From Babe Ruth to Tiger Woods
I was rummaging through some old family photos over the weekend and came across some pictures of one of my favorite uncles. His name was Alec. A decent athlete in his day, he was a wrestler and football player. His “day” was the late 20′s and early 30′s. He had serious consideration for playing college football for Duke. A knee injury ended that dream.
Born in 1912, Alec Alexander saw an awful lot in the sports world. He saw great athletes come and go. He saw significant changes in how we watch sports. He saw records broken and barriers shattered.
He wasn’t the only person to have seen these changes of course. But I stopped to consider for a moment how much he had truly seen — or at least the events that unfolded during his lifetime. He lived to be 88 years old – Hell, I’ll sign up for a solid 88.
The first baseball game he went to was in Philadelphia to see the A’s play the Yankees. That was the 1928 season. Playing for the A’s near at the end of his career was none other than Ty Cobb. Of course, there was a guy named Ruth playing on the other side. Gehrig too. To consider the future Hall of Famers he saw on the field that day, boggles the mind. The A’s and Yanks were loaded with them.
In those same years Red Grange and Jack Dempsey were nearing the end.
Years would pass. Along came Joe Louis and Jesse Owens. Bronco Nagurski, Joltin’ Joe, and Teddy Ballgame.
And Jackie Robinson.
These were heroes that existed in theatre news reels, static-filled radio broadcasts and grainy newspaper photos. They also existed in living color if you were fortunate enough to have a ticket to Yankee Stadium or Madison Square Garden or Shibe Park or…wherever the game or fight or match was being held.
Alec saw these stars. He followed their exploits along with the rest of his generation. He was a 20th century man, and it was moving fast, and he was running along side of it, like chasing a train out of the station to wave to a friend.
Then came television. Mickey, Willie, and the Duke. The Friday night fights. The pro wrestling. All this too existed in black and white, but it was the greatest leap forward. It allowed fans to see the game, no matter where they lived, in real time.
Alec saw TV’s first golf hero Arnold Palmer. Then came Jack.
He picked up the paper one day in March of 1962 to read about a guy named Wilt Chamberlain scoring 100 points in a basketball game.
Others came along. Ali. Rose. Lombardi. and Simpson.
Alec was a golfer. A pretty good golfer. He’d followed Hogan and Snead and Player. Trying to pick up pointers along the way to better his six handicap. Getting on the course was pretty important to him. Even as his knees and hips gave him trouble, he’d still try to tee it up at least twice a week. By the time the mid 1990′s rolled around, the affects of Alzheimer’s Disease began to take their toll.

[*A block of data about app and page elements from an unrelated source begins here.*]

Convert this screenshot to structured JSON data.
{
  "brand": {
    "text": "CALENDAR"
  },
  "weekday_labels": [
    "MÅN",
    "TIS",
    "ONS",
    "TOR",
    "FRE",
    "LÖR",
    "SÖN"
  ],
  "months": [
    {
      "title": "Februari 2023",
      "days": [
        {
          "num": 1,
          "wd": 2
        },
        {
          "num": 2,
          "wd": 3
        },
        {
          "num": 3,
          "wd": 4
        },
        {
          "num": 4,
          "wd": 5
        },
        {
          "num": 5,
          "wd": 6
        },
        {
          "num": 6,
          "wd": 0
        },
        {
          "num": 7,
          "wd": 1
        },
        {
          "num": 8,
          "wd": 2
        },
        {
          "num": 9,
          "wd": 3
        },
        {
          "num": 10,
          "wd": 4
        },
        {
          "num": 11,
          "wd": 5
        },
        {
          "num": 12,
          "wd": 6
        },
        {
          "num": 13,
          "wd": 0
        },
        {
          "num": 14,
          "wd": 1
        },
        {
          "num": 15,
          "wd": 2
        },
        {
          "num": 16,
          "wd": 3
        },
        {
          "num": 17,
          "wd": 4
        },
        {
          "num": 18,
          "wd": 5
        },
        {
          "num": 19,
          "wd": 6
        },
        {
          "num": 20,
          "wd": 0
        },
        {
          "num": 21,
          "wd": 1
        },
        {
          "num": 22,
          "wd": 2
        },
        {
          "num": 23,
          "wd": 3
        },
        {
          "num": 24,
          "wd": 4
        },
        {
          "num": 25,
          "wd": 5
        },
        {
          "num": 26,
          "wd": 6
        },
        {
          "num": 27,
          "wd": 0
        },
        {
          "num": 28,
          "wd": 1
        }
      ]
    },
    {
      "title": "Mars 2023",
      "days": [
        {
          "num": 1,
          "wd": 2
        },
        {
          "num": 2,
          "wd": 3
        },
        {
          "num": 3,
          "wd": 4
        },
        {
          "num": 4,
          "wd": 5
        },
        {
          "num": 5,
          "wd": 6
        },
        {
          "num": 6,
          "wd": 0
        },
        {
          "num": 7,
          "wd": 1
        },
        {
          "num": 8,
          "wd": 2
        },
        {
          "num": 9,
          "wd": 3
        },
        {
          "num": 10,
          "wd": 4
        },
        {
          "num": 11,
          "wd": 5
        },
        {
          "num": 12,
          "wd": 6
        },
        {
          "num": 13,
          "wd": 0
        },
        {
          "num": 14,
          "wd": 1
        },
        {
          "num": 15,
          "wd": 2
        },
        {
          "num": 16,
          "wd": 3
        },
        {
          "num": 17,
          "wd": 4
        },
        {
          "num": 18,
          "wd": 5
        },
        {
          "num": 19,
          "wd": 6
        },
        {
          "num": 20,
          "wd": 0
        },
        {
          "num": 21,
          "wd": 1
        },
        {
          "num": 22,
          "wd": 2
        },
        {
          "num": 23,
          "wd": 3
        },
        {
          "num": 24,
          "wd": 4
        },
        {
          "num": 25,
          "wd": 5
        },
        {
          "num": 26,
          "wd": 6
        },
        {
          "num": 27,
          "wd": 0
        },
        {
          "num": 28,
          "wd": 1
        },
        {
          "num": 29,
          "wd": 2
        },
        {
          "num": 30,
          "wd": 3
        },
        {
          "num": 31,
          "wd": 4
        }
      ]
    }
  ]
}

At first, he played through it, claiming he was just getting old and forgetful. But eventually he would have to sit on the sidelines and only watch.
And watch he did. He saw a kid. He didn’t look like the typical golfer. But Alec wasn’t speaking of the kid’s ethnic background. He was speaking of his character, his approach, and his talent. Through an advancing Alzheimer’s haze, he could see this was something special — that he would once again see a once in a lifetime player — a Ruth, a Grange, an Ali.
In 1997 Alec saw Tiger Woods beat Tom Kite by twelve strokes to win the Masters. “This kid has got something special,” he told me that day. “You’re seeing the greatest. He’ll be better than Jack.”
Everytime Woods racks up another major (he’s got 14 now), I think of Uncle Alec and what he said that day. I think of what he saw in 88 years.
And I wonder if anyone will ever live through a time like that again.